“There isn’t anyone to help you,” says the haunted pig-head-on-a-stick. “Only me. And I’m the Beast.”

The marooned schoolboy Simon stares at it in horror. “You knew, didn’t you? I’m part of you?” the talking head continues. “I’m the reason why it’s no go?”

The scene, of course, is from William Golding’s “Lord of the Flies,” surely the feel-good novel of 1954. I’ve been thinking of that story — and other tales of castaways — for a while now. Since before the coronavirus hit, in fact.

Has there ever been a better metaphor for Donald Trump’s America than the shipwreck, or its modern cousin, the island plane crash?

There we were, sailing through the uncharted waters of the early 21st century, when suddenly, our boat was dashed upon the rocks. The morning after the 2016 election I felt as if I’d washed up half-naked on some cruel and hostile strand, a strange country where people with disabilities were mocked, immigrants like my mother were reviled, and grabbing women by their private parts was apparently A-OK, at least if you were a celebrity. Where was this place I’d landed? Was I going to have to survive for the next four years on coconuts?

Now, three and a half years later, we know a little bit more about Donald’s Island. Unemployment is at its highest since the Great Depression. About 100,000 Americans are deadas many as 36,000 of them perhaps because Mr. Trump refused to embrace a national policy of social distancing until it was too late. Before that, the president was impeached for abuse of power and obstruction of Congress. As of April, The Washington Post estimated, he had made false or misleading claims to the citizens of this country 18,000 times.

Don’t worry, though: In 2017 the richest among us got a big tax cut.

Is it any wonder that many Americans speak of their hope of deliverance from this administration with the same words you’d use if your plane had crashed onto Carnage Island? Who’s going to rescue us? we wonder. Who’s going to take us back to the place we once called home?

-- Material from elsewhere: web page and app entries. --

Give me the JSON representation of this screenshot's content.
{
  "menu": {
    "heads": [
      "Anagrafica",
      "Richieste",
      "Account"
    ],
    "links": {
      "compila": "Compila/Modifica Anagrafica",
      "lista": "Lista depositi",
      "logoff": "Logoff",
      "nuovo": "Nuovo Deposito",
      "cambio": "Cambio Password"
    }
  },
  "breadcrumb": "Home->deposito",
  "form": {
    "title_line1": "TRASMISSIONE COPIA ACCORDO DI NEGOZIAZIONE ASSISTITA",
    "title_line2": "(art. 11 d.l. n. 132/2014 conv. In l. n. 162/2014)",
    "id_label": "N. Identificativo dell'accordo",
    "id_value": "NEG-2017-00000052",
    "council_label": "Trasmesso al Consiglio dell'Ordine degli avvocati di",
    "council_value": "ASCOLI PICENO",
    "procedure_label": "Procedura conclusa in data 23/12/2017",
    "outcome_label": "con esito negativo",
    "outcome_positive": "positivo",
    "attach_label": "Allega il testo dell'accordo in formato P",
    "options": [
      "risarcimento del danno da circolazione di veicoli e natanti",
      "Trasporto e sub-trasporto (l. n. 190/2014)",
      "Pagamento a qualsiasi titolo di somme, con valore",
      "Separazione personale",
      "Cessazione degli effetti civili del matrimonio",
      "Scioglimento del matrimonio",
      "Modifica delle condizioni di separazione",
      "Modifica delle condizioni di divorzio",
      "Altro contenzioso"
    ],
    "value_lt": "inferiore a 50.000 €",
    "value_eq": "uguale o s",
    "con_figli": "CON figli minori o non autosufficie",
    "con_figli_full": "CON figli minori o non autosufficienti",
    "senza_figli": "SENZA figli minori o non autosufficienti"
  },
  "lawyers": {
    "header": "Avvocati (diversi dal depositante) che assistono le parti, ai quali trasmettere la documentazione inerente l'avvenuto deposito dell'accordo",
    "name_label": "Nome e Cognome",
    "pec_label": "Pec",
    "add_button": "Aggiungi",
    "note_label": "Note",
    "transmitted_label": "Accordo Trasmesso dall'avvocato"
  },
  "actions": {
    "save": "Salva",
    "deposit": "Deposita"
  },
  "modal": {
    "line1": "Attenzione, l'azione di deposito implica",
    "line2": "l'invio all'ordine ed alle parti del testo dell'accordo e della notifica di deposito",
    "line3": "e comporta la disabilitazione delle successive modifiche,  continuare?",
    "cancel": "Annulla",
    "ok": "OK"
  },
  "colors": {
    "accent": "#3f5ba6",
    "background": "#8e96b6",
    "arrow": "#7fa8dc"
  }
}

Tales of castaways often describe the tension between those who hope to recreate the civilized world (on the one hand) and those who see their marooning as an opportunity to start over (on the other). Some of these islands are places of idealism and fantasy; the Swiss Family Robinson, for example, use their time shipwrecked in the East Indies to perfect the arts of self-reliance, acceptance and cooperation. (They also tame a jackal, whom they name Fangs). At the end of the novel, when a British ship arrives, some of the characters decide they don’t want to be rescued.

On other islands, things go all to hell. Sometimes this is because the castaways revert to their more primitive selves. Piggy in “Lord of the Flies,” for instance, implores his chums to trust in reason and in science, like a middle-school version of Dr. Anthony Fauci. They respond in turn by dropping a big rock onto his head.

In some stories, the castaways settle in for the long haul. They build shelters, they hunt for food, they choose leaders. Others are more reluctant. Shannon Rutherford on the television show “Lost” spends her first couple of days sunning herself on the beach. When asked to pitch in, she refuses — because she’s certain a boat is coming. Why plan for a future in a place you don’t intend to stay?

When the coronavirus hit, many Americans channeled their inner Shannon. We’ll just wait this out. After all, how long could it take? Someone — the Centers for Disease Control? The World Health Organization? — will rescue us. There will be a vaccine. By summertime, surely, everything will be back to normal.

What I fear is that there is no ship coming. A shockingly large fraction of the country — the president’s core supporters — likes this island just fine. When white men wearing camouflage and bearing assault rifles occupied the Michigan State House in defiance of their elected governor, it was hard not to think of the boys in “Lord of the Flies,” who, by story’s end, have devolved to their most barbaric selves.

In Golding’s novel, the schoolboys-turned-savages carry sticks sharpened at both ends. In Michigan, they carried posters of their governor with a Hitler mustache drawn on her face.

Unexplored territory often contains dangers, like the black smoke monster of “Lost,” or the slave-driving aliens in 1964’s “Robinson Crusoe on Mars.” But the worst adversary in these stories is always something far scarier than aliens. “Maybe there is a beast,” says Golding’s Simon. “Maybe it’s only us.” Later, as he gazes into the vast mouth of the beast, he sees “a blackness within, a blackness that spread.”

Still, if the beast is us, then so are our better angels: doctors, health care workers, farmers, delivery truck drivers — everyone who has helped us survive. It’s not the Swiss Family Robinson, but during this shipwreck of a spring, a wide range of heroes have demonstrated how to embrace the spirit of cooperation and of hope, even during a time of crisis.

Who is it we think is coming to save us? Who could it possibly be, besides ourselves?

As Tom Hanks’s character observes at the end of “Cast Away,” “I know what I have to do now. I got to keep breathing. Because tomorrow the sun will rise.”

Who knows what the tide could bring?

Jennifer Finney Boylan

Jennifer Finney Boylan, a New York Times contributing opinion writer, is a professor of English at Barnard College. Her most recent book is “Good Boy: My Life in Seven Dogs.”